[THE INPUT — start]

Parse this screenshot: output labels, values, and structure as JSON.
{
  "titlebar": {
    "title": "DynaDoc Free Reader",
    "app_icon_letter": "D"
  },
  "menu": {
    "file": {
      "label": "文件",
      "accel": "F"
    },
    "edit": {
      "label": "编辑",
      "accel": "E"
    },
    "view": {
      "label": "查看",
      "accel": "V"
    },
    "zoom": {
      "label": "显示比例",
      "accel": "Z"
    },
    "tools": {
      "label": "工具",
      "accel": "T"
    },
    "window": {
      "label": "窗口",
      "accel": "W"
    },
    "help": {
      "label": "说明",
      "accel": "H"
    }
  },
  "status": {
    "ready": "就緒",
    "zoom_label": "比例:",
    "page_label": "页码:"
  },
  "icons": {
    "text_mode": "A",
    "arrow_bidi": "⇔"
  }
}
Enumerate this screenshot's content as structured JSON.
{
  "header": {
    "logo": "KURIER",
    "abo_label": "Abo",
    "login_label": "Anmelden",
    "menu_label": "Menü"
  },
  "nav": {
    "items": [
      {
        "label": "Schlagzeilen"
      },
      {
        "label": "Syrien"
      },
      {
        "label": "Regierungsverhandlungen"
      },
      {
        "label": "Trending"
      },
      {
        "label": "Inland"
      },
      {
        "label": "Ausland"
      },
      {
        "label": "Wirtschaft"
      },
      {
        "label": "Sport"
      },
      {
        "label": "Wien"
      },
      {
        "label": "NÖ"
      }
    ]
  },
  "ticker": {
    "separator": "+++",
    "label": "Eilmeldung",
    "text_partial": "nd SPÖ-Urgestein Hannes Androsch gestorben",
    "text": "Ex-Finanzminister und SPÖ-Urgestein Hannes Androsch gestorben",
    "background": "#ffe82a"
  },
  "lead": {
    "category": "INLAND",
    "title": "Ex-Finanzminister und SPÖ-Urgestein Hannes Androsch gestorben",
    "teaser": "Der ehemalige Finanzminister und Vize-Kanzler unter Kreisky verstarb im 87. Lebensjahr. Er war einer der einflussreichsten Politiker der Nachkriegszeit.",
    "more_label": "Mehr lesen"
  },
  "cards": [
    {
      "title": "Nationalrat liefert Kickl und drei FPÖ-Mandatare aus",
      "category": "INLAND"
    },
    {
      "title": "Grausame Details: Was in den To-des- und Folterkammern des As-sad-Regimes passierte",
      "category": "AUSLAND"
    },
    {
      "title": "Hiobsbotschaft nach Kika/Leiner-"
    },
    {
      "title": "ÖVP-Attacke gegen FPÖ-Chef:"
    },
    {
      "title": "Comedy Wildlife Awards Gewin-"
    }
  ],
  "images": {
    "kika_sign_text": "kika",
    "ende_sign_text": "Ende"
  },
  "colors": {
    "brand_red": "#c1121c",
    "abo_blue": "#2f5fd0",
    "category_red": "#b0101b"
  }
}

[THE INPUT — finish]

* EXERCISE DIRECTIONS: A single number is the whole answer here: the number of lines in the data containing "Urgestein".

* SOLUTION TO THIS TASK: 3